# ACTIVITY
Copy out the entire listing precisely.

# LISTED ENTRIES

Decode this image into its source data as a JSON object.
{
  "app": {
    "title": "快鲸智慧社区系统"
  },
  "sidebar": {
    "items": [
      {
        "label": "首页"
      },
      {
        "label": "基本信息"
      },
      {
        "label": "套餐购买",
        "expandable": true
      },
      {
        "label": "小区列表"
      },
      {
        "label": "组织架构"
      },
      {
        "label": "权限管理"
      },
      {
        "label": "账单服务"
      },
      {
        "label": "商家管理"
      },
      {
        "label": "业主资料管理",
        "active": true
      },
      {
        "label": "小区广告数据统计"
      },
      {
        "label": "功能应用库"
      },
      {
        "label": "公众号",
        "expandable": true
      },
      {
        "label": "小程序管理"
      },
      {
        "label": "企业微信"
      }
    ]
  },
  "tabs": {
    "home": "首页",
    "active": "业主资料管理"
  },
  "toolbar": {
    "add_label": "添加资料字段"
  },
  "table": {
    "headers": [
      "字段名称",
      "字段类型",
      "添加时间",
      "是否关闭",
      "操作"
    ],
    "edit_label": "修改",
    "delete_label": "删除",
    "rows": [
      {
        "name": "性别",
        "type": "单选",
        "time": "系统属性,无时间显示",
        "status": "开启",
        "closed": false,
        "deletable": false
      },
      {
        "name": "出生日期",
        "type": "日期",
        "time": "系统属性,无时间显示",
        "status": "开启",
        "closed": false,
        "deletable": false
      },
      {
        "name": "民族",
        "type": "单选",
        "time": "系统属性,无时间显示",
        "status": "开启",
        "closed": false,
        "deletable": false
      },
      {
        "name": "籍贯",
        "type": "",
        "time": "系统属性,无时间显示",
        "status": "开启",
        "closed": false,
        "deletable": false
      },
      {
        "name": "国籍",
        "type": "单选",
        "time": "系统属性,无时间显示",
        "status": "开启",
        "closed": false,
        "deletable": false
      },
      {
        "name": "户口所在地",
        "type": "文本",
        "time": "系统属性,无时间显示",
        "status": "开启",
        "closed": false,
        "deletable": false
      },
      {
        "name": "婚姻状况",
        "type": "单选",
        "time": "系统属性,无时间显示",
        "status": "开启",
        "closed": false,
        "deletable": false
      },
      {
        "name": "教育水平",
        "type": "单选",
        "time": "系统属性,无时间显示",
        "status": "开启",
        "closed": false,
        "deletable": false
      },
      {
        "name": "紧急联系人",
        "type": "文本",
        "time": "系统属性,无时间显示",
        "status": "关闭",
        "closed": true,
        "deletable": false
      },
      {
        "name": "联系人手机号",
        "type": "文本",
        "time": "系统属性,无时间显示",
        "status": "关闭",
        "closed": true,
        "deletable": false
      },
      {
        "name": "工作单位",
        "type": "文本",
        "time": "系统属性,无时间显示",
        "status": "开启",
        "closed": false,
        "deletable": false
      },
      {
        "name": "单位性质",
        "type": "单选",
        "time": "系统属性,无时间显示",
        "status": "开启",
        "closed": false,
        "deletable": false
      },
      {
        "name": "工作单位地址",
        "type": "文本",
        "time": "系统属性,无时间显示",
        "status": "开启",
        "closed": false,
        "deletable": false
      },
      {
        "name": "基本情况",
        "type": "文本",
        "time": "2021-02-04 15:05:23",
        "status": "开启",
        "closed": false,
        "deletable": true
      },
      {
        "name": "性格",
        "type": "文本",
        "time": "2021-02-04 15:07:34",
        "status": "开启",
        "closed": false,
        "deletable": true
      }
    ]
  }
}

# WRITTEN ANSWER
Decode this image into its source data as a JSON object.
{
  "app": {
    "title": "快鲸智慧社区系统"
  },
  "sidebar": {
    "items": [
      {
        "label": "首页"
      },
      {
        "label": "基本信息"
      },
      {
        "label": "套餐购买",
        "expandable": true
      },
      {
        "label": "小区列表"
      },
      {
        "label": "组织架构"
      },
      {
        "label": "权限管理"
      },
      {
        "label": "账单服务"
      },
      {
        "label": "商家管理"
      },
      {
        "label": "业主资料管理",
        "active": true
      },
      {
        "label": "小区广告数据统计"
      },
      {
        "label": "功能应用库"
      },
      {
        "label": "公众号",
        "expandable": true
      },
      {
        "label": "小程序管理"
      },
      {
        "label": "企业微信"
      }
    ]
  },
  "tabs": {
    "home": "首页",
    "active": "业主资料管理"
  },
  "toolbar": {
    "add_label": "添加资料字段"
  },
  "table": {
    "headers": [
      "字段名称",
      "字段类型",
      "添加时间",
      "是否关闭",
      "操作"
    ],
    "edit_label": "修改",
    "delete_label": "删除",
    "rows": [
      {
        "name": "性别",
        "type": "单选",
        "time": "系统属性,无时间显示",
        "status": "开启",
        "closed": false,
        "deletable": false
      },
      {
        "name": "出生日期",
        "type": "日期",
        "time": "系统属性,无时间显示",
        "status": "开启",
        "closed": false,
        "deletable": false
      },
      {
        "name": "民族",
        "type": "单选",
        "time": "系统属性,无时间显示",
        "status": "开启",
        "closed": false,
        "deletable": false
      },
      {
        "name": "籍贯",
        "type": "",
        "time": "系统属性,无时间显示",
        "status": "开启",
        "closed": false,
        "deletable": false
      },
      {
        "name": "国籍",
        "type": "单选",
        "time": "系统属性,无时间显示",
        "status": "开启",
        "closed": false,
        "deletable": false
      },
      {
        "name": "户口所在地",
        "type": "文本",
        "time": "系统属性,无时间显示",
        "status": "开启",
        "closed": false,
        "deletable": false
      },
      {
        "name": "婚姻状况",
        "type": "单选",
        "time": "系统属性,无时间显示",
        "status": "开启",
        "closed": false,
        "deletable": false
      },
      {
        "name": "教育水平",
        "type": "单选",
        "time": "系统属性,无时间显示",
        "status": "开启",
        "closed": false,
        "deletable": false
      },
      {
        "name": "紧急联系人",
        "type": "文本",
        "time": "系统属性,无时间显示",
        "status": "关闭",
        "closed": true,
        "deletable": false
      },
      {
        "name": "联系人手机号",
        "type": "文本",
        "time": "系统属性,无时间显示",
        "status": "关闭",
        "closed": true,
        "deletable": false
      },
      {
        "name": "工作单位",
        "type": "文本",
        "time": "系统属性,无时间显示",
        "status": "开启",
        "closed": false,
        "deletable": false
      },
      {
        "name": "单位性质",
        "type": "单选",
        "time": "系统属性,无时间显示",
        "status": "开启",
        "closed": false,
        "deletable": false
      },
      {
        "name": "工作单位地址",
        "type": "文本",
        "time": "系统属性,无时间显示",
        "status": "开启",
        "closed": false,
        "deletable": false
      },
      {
        "name": "基本情况",
        "type": "文本",
        "time": "2021-02-04 15:05:23",
        "status": "开启",
        "closed": false,
        "deletable": true
      },
      {
        "name": "性格",
        "type": "文本",
        "time": "2021-02-04 15:07:34",
        "status": "开启",
        "closed": false,
        "deletable": true
      }
    ]
  }
}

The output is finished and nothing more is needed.